There are several ways of looking at a story collection as wide-ranging and variable as Grand Union, Zadie Smith's first book of short fiction.
You could say it shows off her range — realist, dystopian, post-apocalyptic, quasi sci-fi, political and social satire, historical — and in doing so, provides something for everyone.
You could say it sheds light on her longform work — novels that include White Teeth, NW, and Swing Time — and that it animates ideas she explores in her essays, most recently collected in Feel Free.
Or you could say it feels like an uneven grab bag of picked-up pieces and experiments — some of which, from an unknown or less-celebrated writer, might have stayed in a drawer.
What you couldn't say — what I can't say — is that it's the sort of carefully curated or tightly integrated sequence of stories that holds you rapt throughout.
Of the 19 selections, 11 are previously unpublished, and the rest have appeared in The New Yorker and elsewhere. To be sure, recurring themes do emerge. Politics crops up in big and small ways. There are oblique commentaries like "The thing about undergarments is they can only do so much with the cards they've been dealt ... Like Obama," and overheard bits of dialogue like "They're still behind him. He makes them feel good. They want him to just go ahead and shoot somebody on Fifth Avenue like he promised." Taking a different tack, "The Canker" is a political parable about a man called the Usurper, "although he had been chosen, however misguidedly, by the people."

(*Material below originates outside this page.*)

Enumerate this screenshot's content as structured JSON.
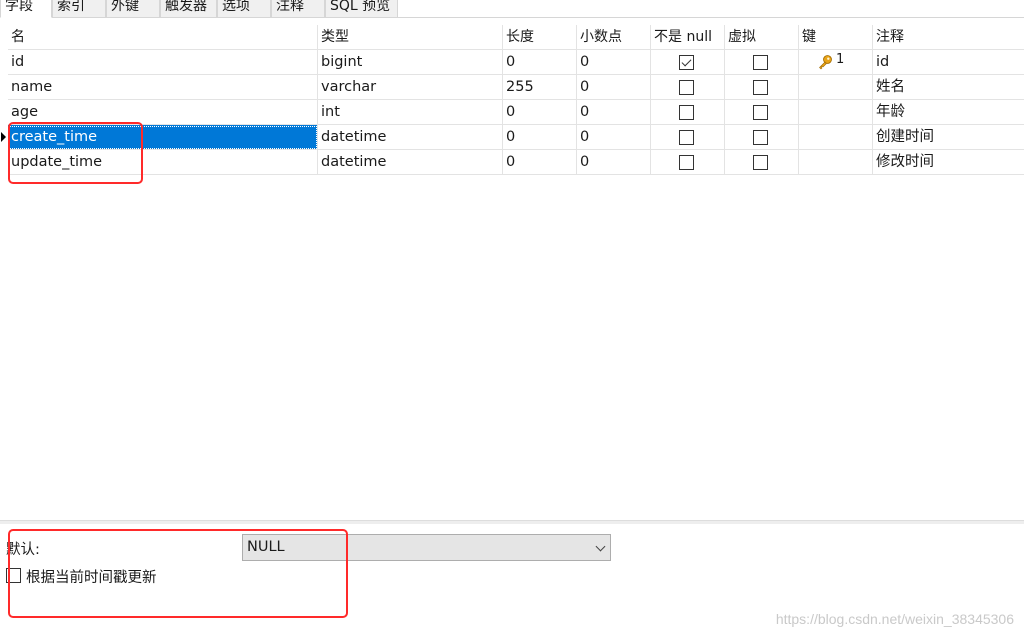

The Kavanaugh hearings get the Smith treatment in "Downtown." The narrator, a New York artist in a funk, watches the hearings with her Jamaican aunts, whose four-day visit "turned out to be the exact length of the investigation." "See that?" they comment. "That's the face a baby makes when you try and take his rattle away. We've had many many babies so we're familiar." After the aunts fly home, the narrator heads to a beer-soaked celebration of the reopening of a favorite restaurant, a popular artists' and writers' hangout where the revelers tell their waiters, "Sometimes I drank too much. Sometimes others did. I liked beer. I still like beer."
A rueful awareness of aging — or at least, of being no longer young — provides another subtle through-line. In "Sentimental Education," written in a close third person, a married mother in her 40s named Monica looks back on a period of sexual experimentation, including a failed college romance. Smith writes, "Back then, she unnerved men," a realization which leads her character to ask, "Can you have a surplus of self?" Monica recalls with wonder a 12-hour period in which she slept with three people — "The things we put young bodies through!" — but then, in a lovely passage, notes "a faint future echo of this extremity: breastfeeding one child, then a few hours later, lying next to another till it slept; then waking in a third room — all of this within one night—and pressing backwards into the beloved, to nullify his flesh in hers, and vice versa."
"Miss Adele Amidst the Corsets," first published in the Paris Review, shows off Smith's terrific ear. When an aging drag queen heads to a Lower East Side corset shop that's a remnant of another era in a rapidly gentrifying New York, her shopping expedition turns into an uncomfortable, escalating confrontation about prejudices. Miss Adele insists she's "done with all forms of drama — politics included. That's what she liked about gentrification, in fact: gets rid of all the drama." But she's also adamant that she "had a right to her opinions. Thirty years in a city give you the right."
One of the strongest stories is "Kelso Deconstructed," a reading of a 1959 racist tragedy — the last day in the life of a carpenter from Antigua who's looking forward to his upcoming marriage and dreams of becoming a lawyer. Kelso Cochrane's dreams end when he's stabbed on his way home from the medical clinic where he's gone to tend to an injured thumb. His assailant, part of a band of "white youths" who "liked to make trouble for 'spades,'" lives out his life "unmolested by law." Smith, who teaches fiction at New York University, applies the "brazen headline" of a paper handed out by a young Marxist at Kelso's funeral to her analysis of his story: "All the World is Text." Particularly affecting, she lines up the false witness statements — which got the murderer off — like a poem, "a form of tragic verse."
Academics do not escape Smith's biting wit. In "For the King," two old friends meet in Paris for a rambling conversation that evokes Rachel Cusk's absorbingly digressive dialogues. The man, we're told, finds academics "curious people: never able to say a word without qualifying it from 15 different angles. To listen to them, he said, is to be confronted with a mass of verbal footnotes."
Some of the slighter stories in Grand Union — "Blocked," "Mood," "The Dialectic" "Parents' Morning Epiphany" — feel not so much like footnotes as literary doodles, possible material for a future novel. But there are also reminders of what Smith is capable of at her best, and many of them involve characters trying to make sense of our times and the march of time in general as they advance beyond their youth, generations "moving with necessary speed, not always holding each other's hands."